Prompt: Nothing in the records should differ when they are repeated. Restate them word for word.
[Extracted records]
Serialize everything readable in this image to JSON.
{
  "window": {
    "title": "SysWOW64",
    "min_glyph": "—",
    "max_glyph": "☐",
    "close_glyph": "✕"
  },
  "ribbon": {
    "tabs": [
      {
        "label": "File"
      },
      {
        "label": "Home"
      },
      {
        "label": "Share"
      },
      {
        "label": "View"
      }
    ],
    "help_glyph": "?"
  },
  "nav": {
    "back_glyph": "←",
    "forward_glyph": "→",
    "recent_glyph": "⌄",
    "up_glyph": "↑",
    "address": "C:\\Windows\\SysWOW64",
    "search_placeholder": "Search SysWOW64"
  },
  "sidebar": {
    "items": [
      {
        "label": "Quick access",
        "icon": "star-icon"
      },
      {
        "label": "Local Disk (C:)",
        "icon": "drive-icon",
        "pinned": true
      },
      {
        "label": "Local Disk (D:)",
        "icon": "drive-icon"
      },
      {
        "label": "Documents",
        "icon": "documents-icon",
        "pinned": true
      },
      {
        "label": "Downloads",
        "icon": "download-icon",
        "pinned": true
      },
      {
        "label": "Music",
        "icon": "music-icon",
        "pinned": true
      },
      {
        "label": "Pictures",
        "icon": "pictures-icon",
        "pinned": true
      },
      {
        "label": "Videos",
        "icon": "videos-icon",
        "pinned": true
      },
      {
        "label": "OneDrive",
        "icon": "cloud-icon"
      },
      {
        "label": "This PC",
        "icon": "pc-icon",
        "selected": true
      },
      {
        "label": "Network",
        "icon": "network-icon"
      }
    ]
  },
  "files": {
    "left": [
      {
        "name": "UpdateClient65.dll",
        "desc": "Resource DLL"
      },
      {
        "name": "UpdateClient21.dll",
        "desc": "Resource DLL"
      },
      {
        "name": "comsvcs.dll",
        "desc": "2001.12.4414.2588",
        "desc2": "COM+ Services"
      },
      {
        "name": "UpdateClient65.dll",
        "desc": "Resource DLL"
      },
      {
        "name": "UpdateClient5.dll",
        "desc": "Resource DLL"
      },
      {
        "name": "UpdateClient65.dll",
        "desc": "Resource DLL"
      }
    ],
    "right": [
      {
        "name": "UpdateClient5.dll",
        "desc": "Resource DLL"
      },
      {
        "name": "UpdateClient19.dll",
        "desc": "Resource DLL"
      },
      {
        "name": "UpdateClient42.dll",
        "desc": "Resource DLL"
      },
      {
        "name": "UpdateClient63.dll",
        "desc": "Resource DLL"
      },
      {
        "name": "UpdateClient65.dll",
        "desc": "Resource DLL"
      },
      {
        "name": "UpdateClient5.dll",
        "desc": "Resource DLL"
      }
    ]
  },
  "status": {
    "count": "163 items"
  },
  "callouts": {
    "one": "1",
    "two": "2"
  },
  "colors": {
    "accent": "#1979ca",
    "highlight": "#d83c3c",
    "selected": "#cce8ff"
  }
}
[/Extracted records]
The completed task:
Serialize everything readable in this image to JSON.
{
  "window": {
    "title": "SysWOW64",
    "min_glyph": "—",
    "max_glyph": "☐",
    "close_glyph": "✕"
  },
  "ribbon": {
    "tabs": [
      {
        "label": "File"
      },
      {
        "label": "Home"
      },
      {
        "label": "Share"
      },
      {
        "label": "View"
      }
    ],
    "help_glyph": "?"
  },
  "nav": {
    "back_glyph": "←",
    "forward_glyph": "→",
    "recent_glyph": "⌄",
    "up_glyph": "↑",
    "address": "C:\\Windows\\SysWOW64",
    "search_placeholder": "Search SysWOW64"
  },
  "sidebar": {
    "items": [
      {
        "label": "Quick access",
        "icon": "star-icon"
      },
      {
        "label": "Local Disk (C:)",
        "icon": "drive-icon",
        "pinned": true
      },
      {
        "label": "Local Disk (D:)",
        "icon": "drive-icon"
      },
      {
        "label": "Documents",
        "icon": "documents-icon",
        "pinned": true
      },
      {
        "label": "Downloads",
        "icon": "download-icon",
        "pinned": true
      },
      {
        "label": "Music",
        "icon": "music-icon",
        "pinned": true
      },
      {
        "label": "Pictures",
        "icon": "pictures-icon",
        "pinned": true
      },
      {
        "label": "Videos",
        "icon": "videos-icon",
        "pinned": true
      },
      {
        "label": "OneDrive",
        "icon": "cloud-icon"
      },
      {
        "label": "This PC",
        "icon": "pc-icon",
        "selected": true
      },
      {
        "label": "Network",
        "icon": "network-icon"
      }
    ]
  },
  "files": {
    "left": [
      {
        "name": "UpdateClient65.dll",
        "desc": "Resource DLL"
      },
      {
        "name": "UpdateClient21.dll",
        "desc": "Resource DLL"
      },
      {
        "name": "comsvcs.dll",
        "desc": "2001.12.4414.2588",
        "desc2": "COM+ Services"
      },
      {
        "name": "UpdateClient65.dll",
        "desc": "Resource DLL"
      },
      {
        "name": "UpdateClient5.dll",
        "desc": "Resource DLL"
      },
      {
        "name": "UpdateClient65.dll",
        "desc": "Resource DLL"
      }
    ],
    "right": [
      {
        "name": "UpdateClient5.dll",
        "desc": "Resource DLL"
      },
      {
        "name": "UpdateClient19.dll",
        "desc": "Resource DLL"
      },
      {
        "name": "UpdateClient42.dll",
        "desc": "Resource DLL"
      },
      {
        "name": "UpdateClient63.dll",
        "desc": "Resource DLL"
      },
      {
        "name": "UpdateClient65.dll",
        "desc": "Resource DLL"
      },
      {
        "name": "UpdateClient5.dll",
        "desc": "Resource DLL"
      }
    ]
  },
  "status": {
    "count": "163 items"
  },
  "callouts": {
    "one": "1",
    "two": "2"
  },
  "colors": {
    "accent": "#1979ca",
    "highlight": "#d83c3c",
    "selected": "#cce8ff"
  }
}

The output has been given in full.